Profits and Economic Development
Executive Summary — "Without development there is no profit, without profit no development," wrote economist and political scientist Joseph Schumpeter in his landmark book The Theory of Economic Development. An open question, however, has been whether excess profits—known as rents—are good for development. Economic theory thus far supports both sides of the argument, yielding conflicting advice for competition policy and anticorruption efforts. This paper examines the question by analyzing a comprehensive industry—level dataset of manufacturing sectors—and by applying methods of the competition-and-growth scholarship of economist Philippe Aghion and colleagues. This approach allows the analysis of industry-level profitability (as opposed to individual firms) and the overall growth of the economy. Evidence suggests that rents, as measured by a high-markup that is also an indication of low competition, seem to slow growth in productivity or output. The effect is strongest in poor countries. Higher rents are associated with a slower removal of tariffs, implying that firms rent-seek to prevent competition and maintain their high margins. This investment in rent-seeking may be in lieu of investment in innovation or new productive assets, which slows the overall growth of the sector. Furthermore, in industries in which high profits should be essential in generating growth, those sectors that would otherwise need external finance but in a country with weak financial markets, the negative impact of rents on growth is especially strong. Findings also show that countries with more rents in the manufacturing sector grow slower even when other controls are introduced. Key concepts include:
- What may be good for the players in one industry may not be good for the economy at large.
- A country's average mark-up is a strong negative predictor of future economic growth.
- Poor countries grow faster than rich countries because of the benefits of catch-up, but those countries also tend to have higher rents, which slows growth.

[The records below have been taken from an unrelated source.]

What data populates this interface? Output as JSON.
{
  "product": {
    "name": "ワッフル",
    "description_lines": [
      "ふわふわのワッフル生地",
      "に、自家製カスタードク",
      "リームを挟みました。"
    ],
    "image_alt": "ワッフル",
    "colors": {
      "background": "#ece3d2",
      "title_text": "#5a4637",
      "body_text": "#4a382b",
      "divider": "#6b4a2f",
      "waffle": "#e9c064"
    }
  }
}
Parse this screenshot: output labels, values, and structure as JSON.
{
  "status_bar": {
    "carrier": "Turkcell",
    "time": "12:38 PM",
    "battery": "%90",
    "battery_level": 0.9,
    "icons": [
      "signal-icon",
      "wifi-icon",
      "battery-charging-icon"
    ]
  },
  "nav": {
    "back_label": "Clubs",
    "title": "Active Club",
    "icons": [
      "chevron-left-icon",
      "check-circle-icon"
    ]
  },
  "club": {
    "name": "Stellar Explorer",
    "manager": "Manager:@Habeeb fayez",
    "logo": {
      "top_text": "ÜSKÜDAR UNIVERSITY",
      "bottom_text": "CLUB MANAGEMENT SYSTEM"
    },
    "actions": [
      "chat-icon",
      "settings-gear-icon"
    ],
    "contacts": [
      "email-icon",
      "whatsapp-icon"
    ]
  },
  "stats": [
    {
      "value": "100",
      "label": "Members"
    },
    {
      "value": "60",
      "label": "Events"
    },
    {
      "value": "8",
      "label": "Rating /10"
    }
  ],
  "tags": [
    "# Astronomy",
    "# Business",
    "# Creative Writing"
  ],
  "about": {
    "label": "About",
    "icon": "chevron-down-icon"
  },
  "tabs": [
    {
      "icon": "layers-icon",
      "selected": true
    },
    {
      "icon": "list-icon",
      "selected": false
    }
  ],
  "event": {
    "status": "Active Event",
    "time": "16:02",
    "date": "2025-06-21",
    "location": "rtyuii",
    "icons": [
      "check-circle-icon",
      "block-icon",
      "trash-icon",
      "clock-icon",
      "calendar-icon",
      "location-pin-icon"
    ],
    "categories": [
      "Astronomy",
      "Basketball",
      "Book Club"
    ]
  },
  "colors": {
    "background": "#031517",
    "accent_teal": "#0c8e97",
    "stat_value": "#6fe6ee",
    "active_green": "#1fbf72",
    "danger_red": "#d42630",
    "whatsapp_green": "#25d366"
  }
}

- Developing countries have a tailwind from being poor in the catch-up sense, but a headwind from being poor through an inferior political economy of rent-seeking business.
Using industry-level manufacturing data, this paper demonstrates a negative effect of rents, measured by the mark-up ratio, on productivity growth. This result is robust to alternate specifications, including an instrumental variables approach. The negative effect is strongest in poor countries, suggesting that high profits stymie economic development rather than enable it. Consistent with the rent-seeking mechanism of the model, we find that high rents are associated with a slower reduction in tariffs. A country's average mark-up is a strong negative predictor of future economic growth, indicating that we may be measuring a phenomenon of the broader business environment.